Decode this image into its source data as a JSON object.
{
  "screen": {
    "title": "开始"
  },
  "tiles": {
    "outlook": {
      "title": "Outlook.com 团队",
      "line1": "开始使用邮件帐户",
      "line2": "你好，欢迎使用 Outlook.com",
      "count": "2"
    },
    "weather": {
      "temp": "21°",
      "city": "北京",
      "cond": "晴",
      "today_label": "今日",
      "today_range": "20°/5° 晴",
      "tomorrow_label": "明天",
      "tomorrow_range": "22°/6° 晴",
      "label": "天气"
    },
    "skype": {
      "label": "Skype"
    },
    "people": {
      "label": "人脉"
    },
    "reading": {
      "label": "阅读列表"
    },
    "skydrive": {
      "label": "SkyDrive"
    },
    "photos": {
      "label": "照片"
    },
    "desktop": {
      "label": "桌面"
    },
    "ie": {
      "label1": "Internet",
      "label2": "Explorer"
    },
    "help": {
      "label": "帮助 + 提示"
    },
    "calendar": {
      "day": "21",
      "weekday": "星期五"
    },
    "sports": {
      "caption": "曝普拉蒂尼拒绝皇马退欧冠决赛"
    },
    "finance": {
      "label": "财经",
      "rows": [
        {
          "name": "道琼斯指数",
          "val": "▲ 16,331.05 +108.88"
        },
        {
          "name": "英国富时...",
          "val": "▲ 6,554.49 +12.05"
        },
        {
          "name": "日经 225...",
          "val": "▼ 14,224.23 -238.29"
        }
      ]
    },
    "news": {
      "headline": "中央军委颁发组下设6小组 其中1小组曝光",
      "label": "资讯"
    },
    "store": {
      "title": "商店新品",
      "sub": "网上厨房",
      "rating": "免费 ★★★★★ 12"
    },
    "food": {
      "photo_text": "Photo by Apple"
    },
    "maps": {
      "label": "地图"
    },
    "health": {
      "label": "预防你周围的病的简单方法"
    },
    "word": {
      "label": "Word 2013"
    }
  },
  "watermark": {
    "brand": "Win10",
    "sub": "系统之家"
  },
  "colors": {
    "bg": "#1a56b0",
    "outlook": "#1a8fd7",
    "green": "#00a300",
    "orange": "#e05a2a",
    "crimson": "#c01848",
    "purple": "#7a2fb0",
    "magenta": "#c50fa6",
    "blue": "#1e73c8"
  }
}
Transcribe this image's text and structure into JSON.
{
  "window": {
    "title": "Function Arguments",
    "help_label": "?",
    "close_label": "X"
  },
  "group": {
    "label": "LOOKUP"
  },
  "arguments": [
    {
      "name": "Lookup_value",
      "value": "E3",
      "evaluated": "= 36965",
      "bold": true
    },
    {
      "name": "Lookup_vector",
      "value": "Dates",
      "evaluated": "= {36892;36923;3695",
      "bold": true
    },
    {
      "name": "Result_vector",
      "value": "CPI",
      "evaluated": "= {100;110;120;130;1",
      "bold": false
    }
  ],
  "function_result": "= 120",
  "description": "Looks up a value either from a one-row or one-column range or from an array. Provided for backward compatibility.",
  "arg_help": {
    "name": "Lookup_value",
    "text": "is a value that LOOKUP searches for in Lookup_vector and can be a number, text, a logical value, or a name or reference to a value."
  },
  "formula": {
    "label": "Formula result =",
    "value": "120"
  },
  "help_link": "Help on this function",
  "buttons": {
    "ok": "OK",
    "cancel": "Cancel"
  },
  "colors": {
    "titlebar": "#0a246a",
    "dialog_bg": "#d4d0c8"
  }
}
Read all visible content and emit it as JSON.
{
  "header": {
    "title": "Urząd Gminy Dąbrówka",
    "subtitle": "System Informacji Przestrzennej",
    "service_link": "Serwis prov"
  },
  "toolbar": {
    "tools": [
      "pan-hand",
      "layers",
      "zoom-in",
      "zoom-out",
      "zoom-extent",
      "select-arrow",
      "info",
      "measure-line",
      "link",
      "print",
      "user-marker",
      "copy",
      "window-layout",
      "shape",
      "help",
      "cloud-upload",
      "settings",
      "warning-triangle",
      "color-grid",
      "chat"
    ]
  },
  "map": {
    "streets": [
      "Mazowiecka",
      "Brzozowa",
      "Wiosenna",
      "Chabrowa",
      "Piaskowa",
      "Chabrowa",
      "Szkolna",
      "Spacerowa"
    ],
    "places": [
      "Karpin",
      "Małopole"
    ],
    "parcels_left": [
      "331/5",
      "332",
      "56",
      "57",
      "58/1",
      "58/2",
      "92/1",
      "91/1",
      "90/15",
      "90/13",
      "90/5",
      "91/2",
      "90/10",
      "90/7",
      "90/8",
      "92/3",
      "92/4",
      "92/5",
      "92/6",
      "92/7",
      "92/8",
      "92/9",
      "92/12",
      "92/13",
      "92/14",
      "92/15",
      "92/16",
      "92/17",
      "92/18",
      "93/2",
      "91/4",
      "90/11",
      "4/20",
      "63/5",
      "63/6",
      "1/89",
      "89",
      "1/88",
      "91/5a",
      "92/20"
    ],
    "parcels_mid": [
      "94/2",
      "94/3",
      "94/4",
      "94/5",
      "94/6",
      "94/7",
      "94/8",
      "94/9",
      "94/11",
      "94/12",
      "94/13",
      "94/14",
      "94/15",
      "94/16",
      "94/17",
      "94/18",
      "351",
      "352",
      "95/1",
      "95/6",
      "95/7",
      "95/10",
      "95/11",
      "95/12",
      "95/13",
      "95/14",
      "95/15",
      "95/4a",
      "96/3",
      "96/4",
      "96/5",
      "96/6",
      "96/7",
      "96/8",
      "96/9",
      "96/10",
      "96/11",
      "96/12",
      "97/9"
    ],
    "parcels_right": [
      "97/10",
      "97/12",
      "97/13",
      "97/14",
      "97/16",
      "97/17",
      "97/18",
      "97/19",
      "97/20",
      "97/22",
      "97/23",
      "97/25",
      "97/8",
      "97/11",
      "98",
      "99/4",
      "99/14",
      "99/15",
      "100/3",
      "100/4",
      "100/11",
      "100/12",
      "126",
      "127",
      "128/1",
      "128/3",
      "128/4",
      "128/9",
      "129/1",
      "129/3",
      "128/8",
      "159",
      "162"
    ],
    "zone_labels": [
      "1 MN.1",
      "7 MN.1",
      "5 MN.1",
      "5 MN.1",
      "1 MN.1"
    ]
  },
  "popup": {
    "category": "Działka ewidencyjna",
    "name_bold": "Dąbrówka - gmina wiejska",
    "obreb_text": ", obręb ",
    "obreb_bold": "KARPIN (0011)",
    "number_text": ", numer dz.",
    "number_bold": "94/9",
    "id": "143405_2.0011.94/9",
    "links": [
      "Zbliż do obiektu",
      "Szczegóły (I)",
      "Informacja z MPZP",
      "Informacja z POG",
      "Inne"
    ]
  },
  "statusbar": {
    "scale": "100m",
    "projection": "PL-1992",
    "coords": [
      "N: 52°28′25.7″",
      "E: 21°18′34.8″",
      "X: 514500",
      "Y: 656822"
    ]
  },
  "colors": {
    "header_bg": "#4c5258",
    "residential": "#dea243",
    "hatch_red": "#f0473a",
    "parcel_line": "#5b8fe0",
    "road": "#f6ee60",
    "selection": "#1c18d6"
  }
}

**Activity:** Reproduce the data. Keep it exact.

**Task output:**
Decode this image into its source data as a JSON object.
{
  "screen": {
    "title": "开始"
  },
  "tiles": {
    "outlook": {
      "title": "Outlook.com 团队",
      "line1": "开始使用邮件帐户",
      "line2": "你好，欢迎使用 Outlook.com",
      "count": "2"
    },
    "weather": {
      "temp": "21°",
      "city": "北京",
      "cond": "晴",
      "today_label": "今日",
      "today_range": "20°/5° 晴",
      "tomorrow_label": "明天",
      "tomorrow_range": "22°/6° 晴",
      "label": "天气"
    },
    "skype": {
      "label": "Skype"
    },
    "people": {
      "label": "人脉"
    },
    "reading": {
      "label": "阅读列表"
    },
    "skydrive": {
      "label": "SkyDrive"
    },
    "photos": {
      "label": "照片"
    },
    "desktop": {
      "label": "桌面"
    },
    "ie": {
      "label1": "Internet",
      "label2": "Explorer"
    },
    "help": {
      "label": "帮助 + 提示"
    },
    "calendar": {
      "day": "21",
      "weekday": "星期五"
    },
    "sports": {
      "caption": "曝普拉蒂尼拒绝皇马退欧冠决赛"
    },
    "finance": {
      "label": "财经",
      "rows": [
        {
          "name": "道琼斯指数",
          "val": "▲ 16,331.05 +108.88"
        },
        {
          "name": "英国富时...",
          "val": "▲ 6,554.49 +12.05"
        },
        {
          "name": "日经 225...",
          "val": "▼ 14,224.23 -238.29"
        }
      ]
    },
    "news": {
      "headline": "中央军委颁发组下设6小组 其中1小组曝光",
      "label": "资讯"
    },
    "store": {
      "title": "商店新品",
      "sub": "网上厨房",
      "rating": "免费 ★★★★★ 12"
    },
    "food": {
      "photo_text": "Photo by Apple"
    },
    "maps": {
      "label": "地图"
    },
    "health": {
      "label": "预防你周围的病的简单方法"
    },
    "word": {
      "label": "Word 2013"
    }
  },
  "watermark": {
    "brand": "Win10",
    "sub": "系统之家"
  },
  "colors": {
    "bg": "#1a56b0",
    "outlook": "#1a8fd7",
    "green": "#00a300",
    "orange": "#e05a2a",
    "crimson": "#c01848",
    "purple": "#7a2fb0",
    "magenta": "#c50fa6",
    "blue": "#1e73c8"
  }
}
Transcribe this image's text and structure into JSON.
{
  "window": {
    "title": "Function Arguments",
    "help_label": "?",
    "close_label": "X"
  },
  "group": {
    "label": "LOOKUP"
  },
  "arguments": [
    {
      "name": "Lookup_value",
      "value": "E3",
      "evaluated": "= 36965",
      "bold": true
    },
    {
      "name": "Lookup_vector",
      "value": "Dates",
      "evaluated": "= {36892;36923;3695",
      "bold": true
    },
    {
      "name": "Result_vector",
      "value": "CPI",
      "evaluated": "= {100;110;120;130;1",
      "bold": false
    }
  ],
  "function_result": "= 120",
  "description": "Looks up a value either from a one-row or one-column range or from an array. Provided for backward compatibility.",
  "arg_help": {
    "name": "Lookup_value",
    "text": "is a value that LOOKUP searches for in Lookup_vector and can be a number, text, a logical value, or a name or reference to a value."
  },
  "formula": {
    "label": "Formula result =",
    "value": "120"
  },
  "help_link": "Help on this function",
  "buttons": {
    "ok": "OK",
    "cancel": "Cancel"
  },
  "colors": {
    "titlebar": "#0a246a",
    "dialog_bg": "#d4d0c8"
  }
}
Read all visible content and emit it as JSON.
{
  "header": {
    "title": "Urząd Gminy Dąbrówka",
    "subtitle": "System Informacji Przestrzennej",
    "service_link": "Serwis prov"
  },
  "toolbar": {
    "tools": [
      "pan-hand",
      "layers",
      "zoom-in",
      "zoom-out",
      "zoom-extent",
      "select-arrow",
      "info",
      "measure-line",
      "link",
      "print",
      "user-marker",
      "copy",
      "window-layout",
      "shape",
      "help",
      "cloud-upload",
      "settings",
      "warning-triangle",
      "color-grid",
      "chat"
    ]
  },
  "map": {
    "streets": [
      "Mazowiecka",
      "Brzozowa",
      "Wiosenna",
      "Chabrowa",
      "Piaskowa",
      "Chabrowa",
      "Szkolna",
      "Spacerowa"
    ],
    "places": [
      "Karpin",
      "Małopole"
    ],
    "parcels_left": [
      "331/5",
      "332",
      "56",
      "57",
      "58/1",
      "58/2",
      "92/1",
      "91/1",
      "90/15",
      "90/13",
      "90/5",
      "91/2",
      "90/10",
      "90/7",
      "90/8",
      "92/3",
      "92/4",
      "92/5",
      "92/6",
      "92/7",
      "92/8",
      "92/9",
      "92/12",
      "92/13",
      "92/14",
      "92/15",
      "92/16",
      "92/17",
      "92/18",
      "93/2",
      "91/4",
      "90/11",
      "4/20",
      "63/5",
      "63/6",
      "1/89",
      "89",
      "1/88",
      "91/5a",
      "92/20"
    ],
    "parcels_mid": [
      "94/2",
      "94/3",
      "94/4",
      "94/5",
      "94/6",
      "94/7",
      "94/8",
      "94/9",
      "94/11",
      "94/12",
      "94/13",
      "94/14",
      "94/15",
      "94/16",
      "94/17",
      "94/18",
      "351",
      "352",
      "95/1",
      "95/6",
      "95/7",
      "95/10",
      "95/11",
      "95/12",
      "95/13",
      "95/14",
      "95/15",
      "95/4a",
      "96/3",
      "96/4",
      "96/5",
      "96/6",
      "96/7",
      "96/8",
      "96/9",
      "96/10",
      "96/11",
      "96/12",
      "97/9"
    ],
    "parcels_right": [
      "97/10",
      "97/12",
      "97/13",
      "97/14",
      "97/16",
      "97/17",
      "97/18",
      "97/19",
      "97/20",
      "97/22",
      "97/23",
      "97/25",
      "97/8",
      "97/11",
      "98",
      "99/4",
      "99/14",
      "99/15",
      "100/3",
      "100/4",
      "100/11",
      "100/12",
      "126",
      "127",
      "128/1",
      "128/3",
      "128/4",
      "128/9",
      "129/1",
      "129/3",
      "128/8",
      "159",
      "162"
    ],
    "zone_labels": [
      "1 MN.1",
      "7 MN.1",
      "5 MN.1",
      "5 MN.1",
      "1 MN.1"
    ]
  },
  "popup": {
    "category": "Działka ewidencyjna",
    "name_bold": "Dąbrówka - gmina wiejska",
    "obreb_text": ", obręb ",
    "obreb_bold": "KARPIN (0011)",
    "number_text": ", numer dz.",
    "number_bold": "94/9",
    "id": "143405_2.0011.94/9",
    "links": [
      "Zbliż do obiektu",
      "Szczegóły (I)",
      "Informacja z MPZP",
      "Informacja z POG",
      "Inne"
    ]
  },
  "statusbar": {
    "scale": "100m",
    "projection": "PL-1992",
    "coords": [
      "N: 52°28′25.7″",
      "E: 21°18′34.8″",
      "X: 514500",
      "Y: 656822"
    ]
  },
  "colors": {
    "header_bg": "#4c5258",
    "residential": "#dea243",
    "hatch_red": "#f0473a",
    "parcel_line": "#5b8fe0",
    "road": "#f6ee60",
    "selection": "#1c18d6"
  }
}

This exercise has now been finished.